#### Extracted entries

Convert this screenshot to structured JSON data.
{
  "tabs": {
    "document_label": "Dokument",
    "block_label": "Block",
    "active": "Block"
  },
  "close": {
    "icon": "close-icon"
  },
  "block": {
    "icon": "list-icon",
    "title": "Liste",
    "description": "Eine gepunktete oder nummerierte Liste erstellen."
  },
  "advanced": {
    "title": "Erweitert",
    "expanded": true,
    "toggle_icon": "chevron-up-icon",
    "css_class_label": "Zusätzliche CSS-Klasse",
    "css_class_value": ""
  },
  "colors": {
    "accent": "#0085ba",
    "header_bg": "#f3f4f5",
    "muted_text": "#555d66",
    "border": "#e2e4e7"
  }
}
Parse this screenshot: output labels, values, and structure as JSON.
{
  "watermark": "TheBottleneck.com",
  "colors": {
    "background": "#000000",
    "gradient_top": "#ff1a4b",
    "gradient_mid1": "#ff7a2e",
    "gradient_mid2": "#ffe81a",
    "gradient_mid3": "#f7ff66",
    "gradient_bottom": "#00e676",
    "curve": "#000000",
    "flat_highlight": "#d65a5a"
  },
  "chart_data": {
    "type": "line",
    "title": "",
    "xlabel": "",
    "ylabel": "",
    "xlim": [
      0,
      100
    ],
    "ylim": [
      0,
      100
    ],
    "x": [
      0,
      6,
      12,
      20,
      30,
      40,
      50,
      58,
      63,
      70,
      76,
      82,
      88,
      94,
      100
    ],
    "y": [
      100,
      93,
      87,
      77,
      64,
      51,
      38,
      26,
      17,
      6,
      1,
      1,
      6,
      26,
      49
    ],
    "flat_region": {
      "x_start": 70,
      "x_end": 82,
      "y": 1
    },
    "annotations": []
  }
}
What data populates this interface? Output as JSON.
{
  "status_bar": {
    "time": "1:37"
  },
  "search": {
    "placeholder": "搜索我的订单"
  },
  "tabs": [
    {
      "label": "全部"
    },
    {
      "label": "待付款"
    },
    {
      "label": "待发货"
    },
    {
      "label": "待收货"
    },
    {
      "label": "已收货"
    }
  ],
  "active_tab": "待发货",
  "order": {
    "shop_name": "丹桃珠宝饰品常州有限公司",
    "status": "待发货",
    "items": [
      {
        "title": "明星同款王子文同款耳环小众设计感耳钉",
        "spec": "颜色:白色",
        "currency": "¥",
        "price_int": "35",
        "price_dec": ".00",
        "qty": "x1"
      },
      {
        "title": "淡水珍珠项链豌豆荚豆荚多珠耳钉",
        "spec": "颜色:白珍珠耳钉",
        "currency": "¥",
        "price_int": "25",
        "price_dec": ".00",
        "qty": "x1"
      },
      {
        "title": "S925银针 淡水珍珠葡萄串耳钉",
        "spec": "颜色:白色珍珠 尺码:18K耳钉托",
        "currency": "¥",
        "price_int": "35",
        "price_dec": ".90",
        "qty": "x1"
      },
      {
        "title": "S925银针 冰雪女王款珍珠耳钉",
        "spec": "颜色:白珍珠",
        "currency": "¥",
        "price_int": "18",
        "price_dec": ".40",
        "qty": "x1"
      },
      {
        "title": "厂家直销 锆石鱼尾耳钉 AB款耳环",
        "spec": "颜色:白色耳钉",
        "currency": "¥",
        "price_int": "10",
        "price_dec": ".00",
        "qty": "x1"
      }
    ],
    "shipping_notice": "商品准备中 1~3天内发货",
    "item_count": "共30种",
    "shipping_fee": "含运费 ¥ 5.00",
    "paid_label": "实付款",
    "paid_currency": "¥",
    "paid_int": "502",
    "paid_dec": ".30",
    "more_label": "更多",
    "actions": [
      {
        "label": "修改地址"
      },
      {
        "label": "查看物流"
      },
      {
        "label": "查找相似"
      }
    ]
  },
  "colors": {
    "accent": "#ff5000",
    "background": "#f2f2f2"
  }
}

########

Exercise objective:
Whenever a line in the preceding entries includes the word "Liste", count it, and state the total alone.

Answer:
2